Yet just down the road from where we lived was one of London’s most deprived neighbourhoods. We never invited any of those children to attend our daughter’s parties. Neither did our friends. Our lives simply did not intersect.
Now I was in turmoil. Of course it was right to celebrate Lily’s birthdays. The joyful memories will stay with me forever. But maybe I was as thoughtless as the wealthy man throwing this huge party.
The next day our group discussed the birthday event. Some others felt as confused as me.
We needed a mindset shift. The person to do it was Pana-bai, an elected woman representative we’d recently met. Her approach to children’s birthdays (and everything else) challenged our fixed way of thinking.
She’d taken us to visit a brand new crèche in her village. As we arrived a little girl was being presented with a birthday cake, for the first time ever in her life. All the village children under six were invited. We sang ‘Happy Birthday’ and everyone got a little piece of cake. To us it seemed like any normal birthday celebration.
But the girl’s mother was moved to tears. Pana-bai explained this little party was not normal at all. Usually only boys’ birthdays are celebrated. Publicly acknowledging a little girl as a valuable, treasured human being is rare.
Just as uncommon is the idea of including every child in the village. Pana-bai and her colleagues have shifted their mindset from ‘there is not enough to go around’ to ‘no one is left out’. They believe their own poverty shouldn’t stop them from sharing what little they have. Pana-bai does not say, “I’ll wait until I have enough and then I’ll help.” She makes whatever she has go around.

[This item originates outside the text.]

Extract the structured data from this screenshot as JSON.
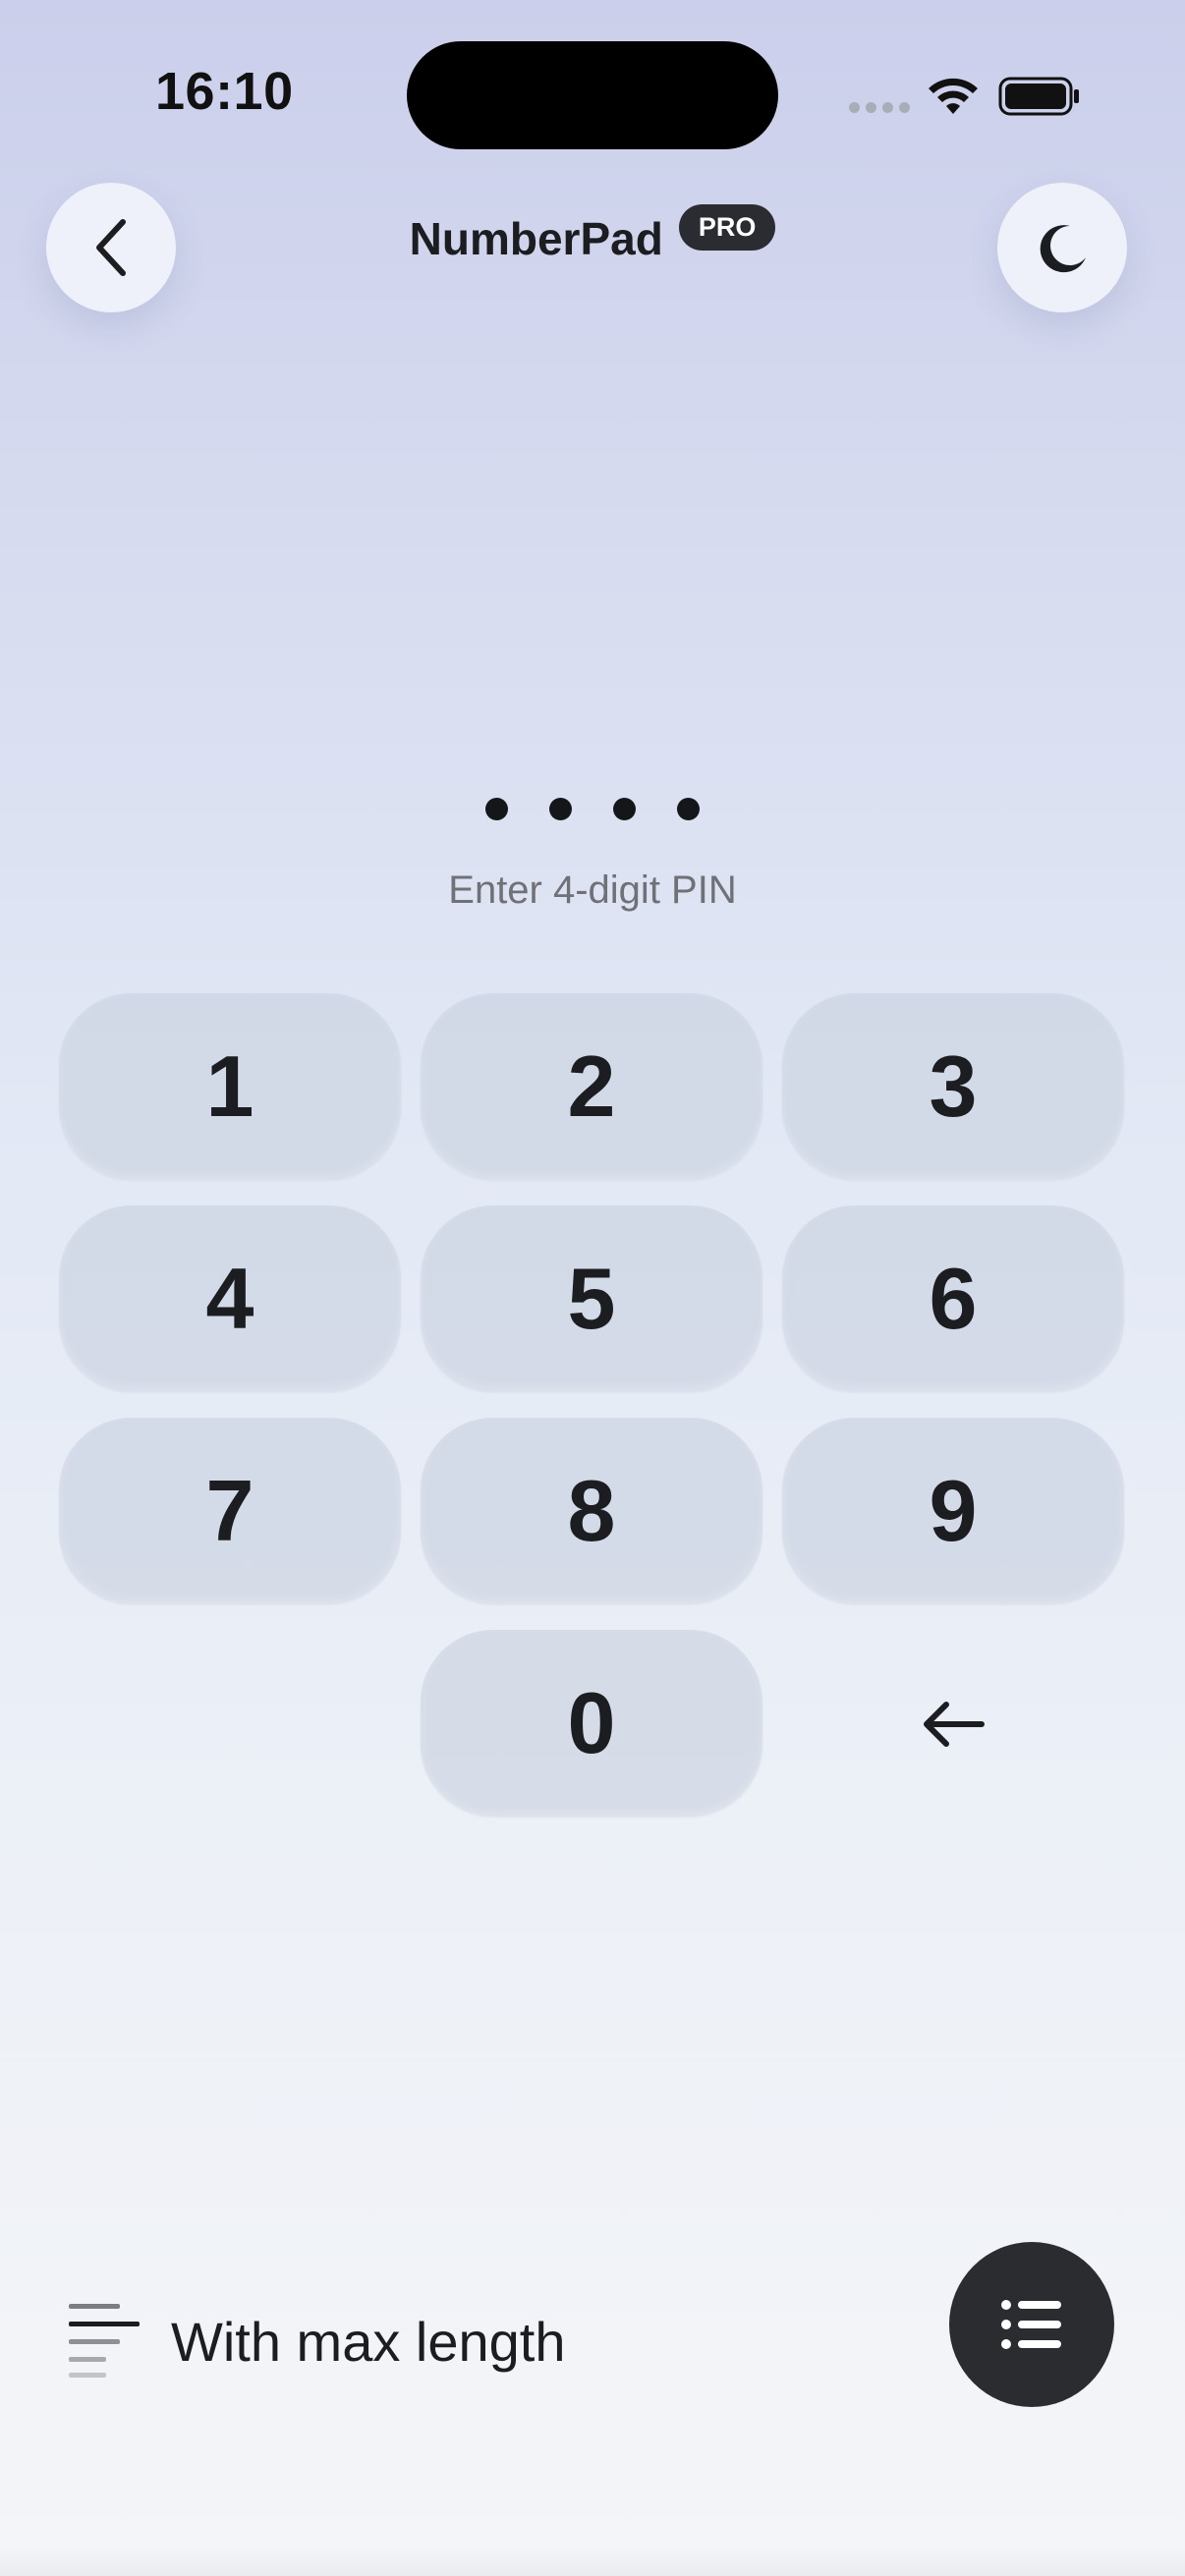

As elected representatives she and her colleagues are role models for generosity. Instead of directing it to themselves (like other politicians), they ensure the most marginalised benefit first from new infrastructure like electricity, roads and street lights. School places go to those who most need them. Pensions, free school meals and government assistance are directed to the deserving poor - the widows, the disabled and the desperate - not those who can cheat the system.
Some elected women have even prospered but they never forget where they come from. Instead of protecting and enlarging their wealth they are more generous. They feel their duty is to help others.
The Hunger Project’s training reinforces their innate generosity: Unless everyone wins, no one wins. These women have learned to trust that, in giving, their needs will be taken care of.
Years ago I was out of work and ‘on the bones of my arse’ financially. Earlier we’d made a large commitment to The Hunger Project, who were now asking for the money. I could have backed out but chose instead to increase our mortgage. I finally understood what it was like to be on the outside. Life wasn’t all about me. I had to trust.
This is counter cultural for us Westerners. When I started earning again it was easy to be magnanimous. But life became all about me again.
Now, years later, I’m not working. I could get a job but want to create something new. And also be generous. I need to remind myself what life is really about. And learn again how to trust.
The Hunger Project is a global NGO committed to the end of hunger and poverty by pioneering sustainable, grassroots, women-centred strategies and advocating for their widespread adoption in countries throughout the world. In India they coordinate the training and development of the most marginalised elected women leaders for the entire five years of their tenure in Life was all about me office, enabling them to be effective in ending hunger and poverty in their villages.